GIVEN INFORMATION ->

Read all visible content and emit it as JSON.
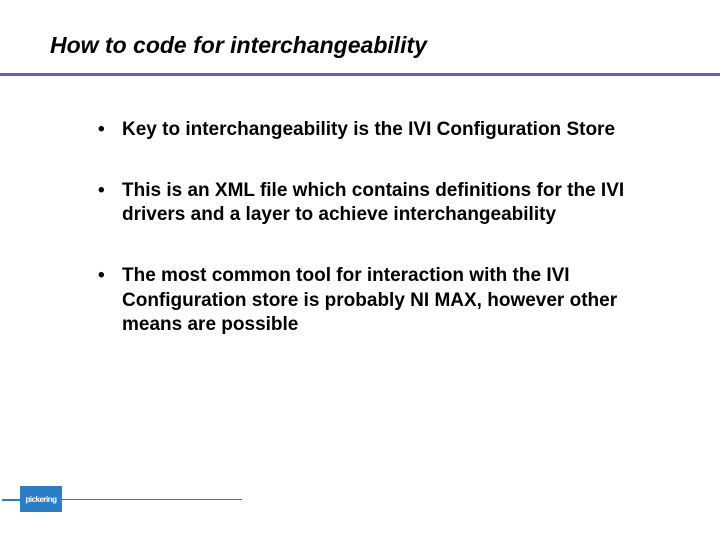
{
  "slide": {
    "title": "How to code for interchangeability",
    "bullets": [
      "Key to interchangeability is the IVI Configuration Store",
      "This is an XML file which contains definitions for the IVI drivers and a layer to achieve interchangeability",
      "The most common tool for interaction with the IVI Configuration store is probably NI MAX, however other means are possible"
    ],
    "logo_text": "pickering"
  }
}
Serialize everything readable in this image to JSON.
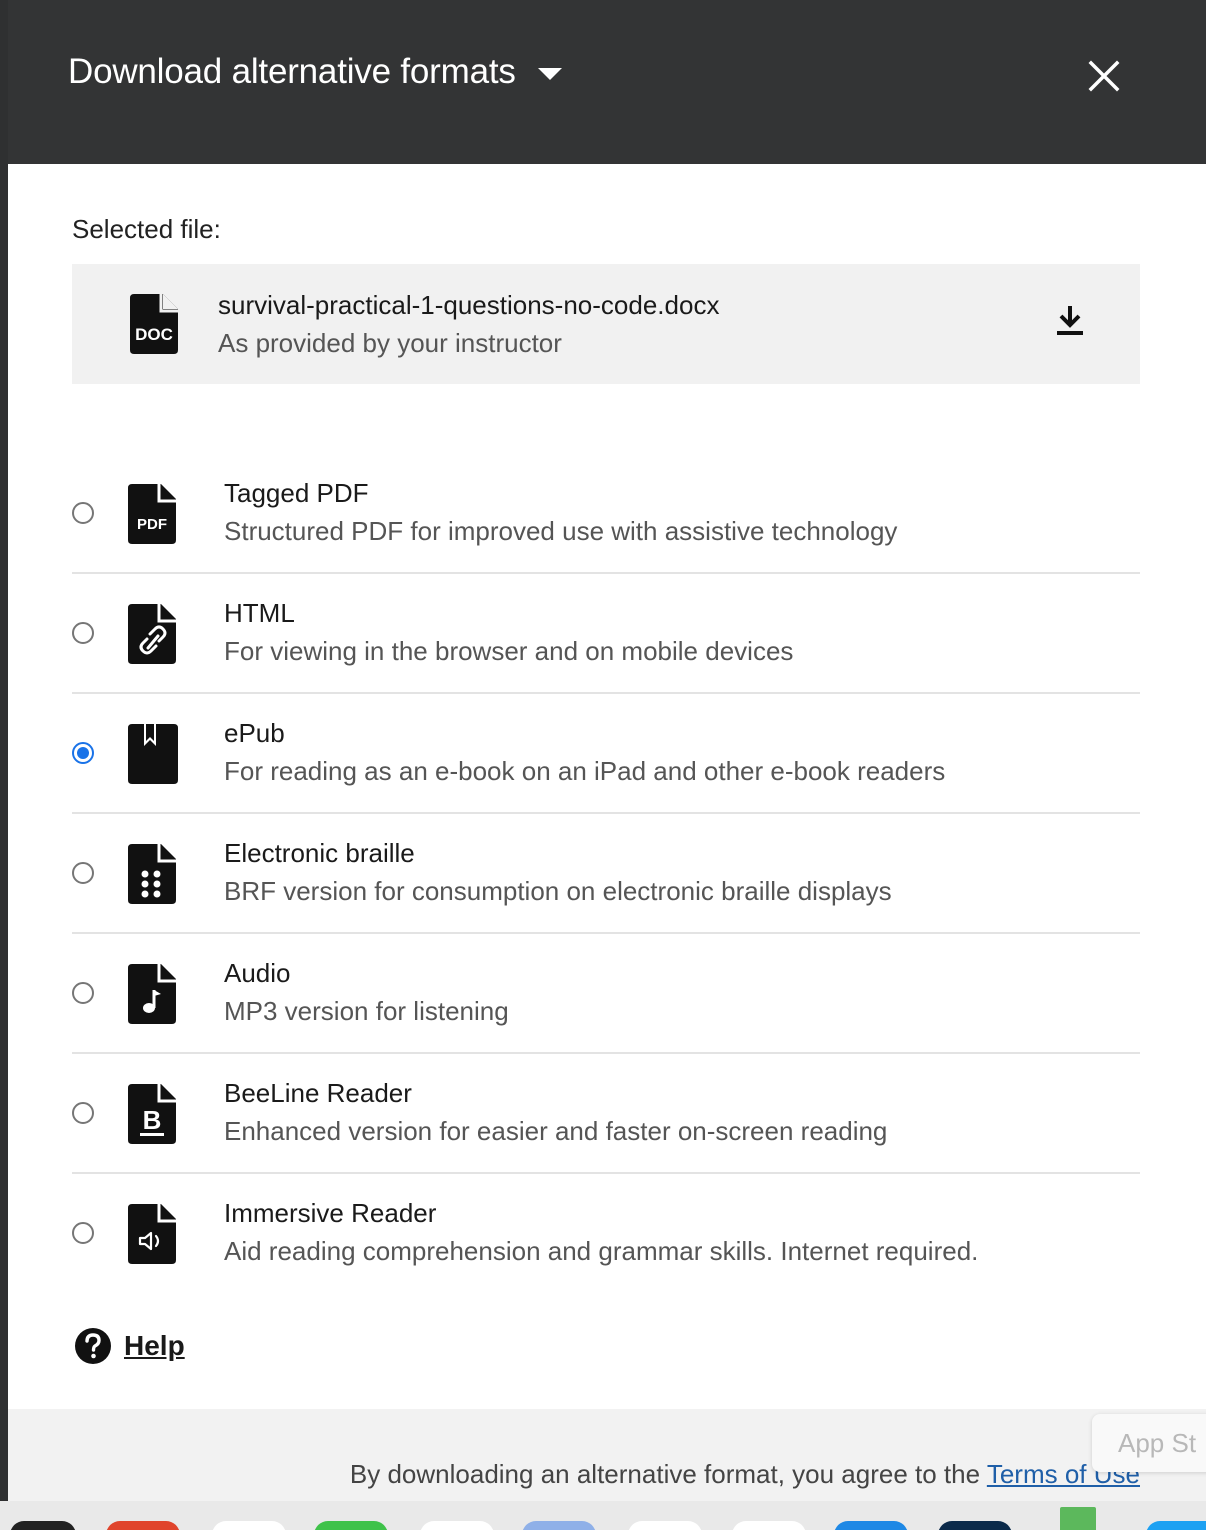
{
  "header": {
    "title": "Download alternative formats"
  },
  "selected_file": {
    "label": "Selected file:",
    "name": "survival-practical-1-questions-no-code.docx",
    "source": "As provided by your instructor",
    "icon": "doc-file-icon",
    "icon_text": "DOC"
  },
  "formats": [
    {
      "title": "Tagged PDF",
      "description": "Structured PDF for improved use with assistive technology",
      "icon": "pdf-file-icon",
      "icon_text": "PDF",
      "selected": false
    },
    {
      "title": "HTML",
      "description": "For viewing in the browser and on mobile devices",
      "icon": "link-file-icon",
      "selected": false
    },
    {
      "title": "ePub",
      "description": "For reading as an e-book on an iPad and other e-book readers",
      "icon": "bookmark-icon",
      "selected": true
    },
    {
      "title": "Electronic braille",
      "description": "BRF version for consumption on electronic braille displays",
      "icon": "braille-file-icon",
      "selected": false
    },
    {
      "title": "Audio",
      "description": "MP3 version for listening",
      "icon": "audio-file-icon",
      "selected": false
    },
    {
      "title": "BeeLine Reader",
      "description": "Enhanced version for easier and faster on-screen reading",
      "icon": "beeline-file-icon",
      "icon_text": "B",
      "selected": false
    },
    {
      "title": "Immersive Reader",
      "description": "Aid reading comprehension and grammar skills. Internet required.",
      "icon": "speaker-file-icon",
      "selected": false
    }
  ],
  "help": {
    "label": "Help"
  },
  "footer": {
    "agreement_text": "By downloading an alternative format, you agree to the ",
    "terms_link": "Terms of Use"
  },
  "tooltip": {
    "text": "App St"
  },
  "colors": {
    "header_bg": "#333435",
    "accent": "#1a73e8",
    "link": "#1f5fa8"
  }
}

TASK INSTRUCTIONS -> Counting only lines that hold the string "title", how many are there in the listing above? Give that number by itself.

RESPONSE TO THE TASK -> 9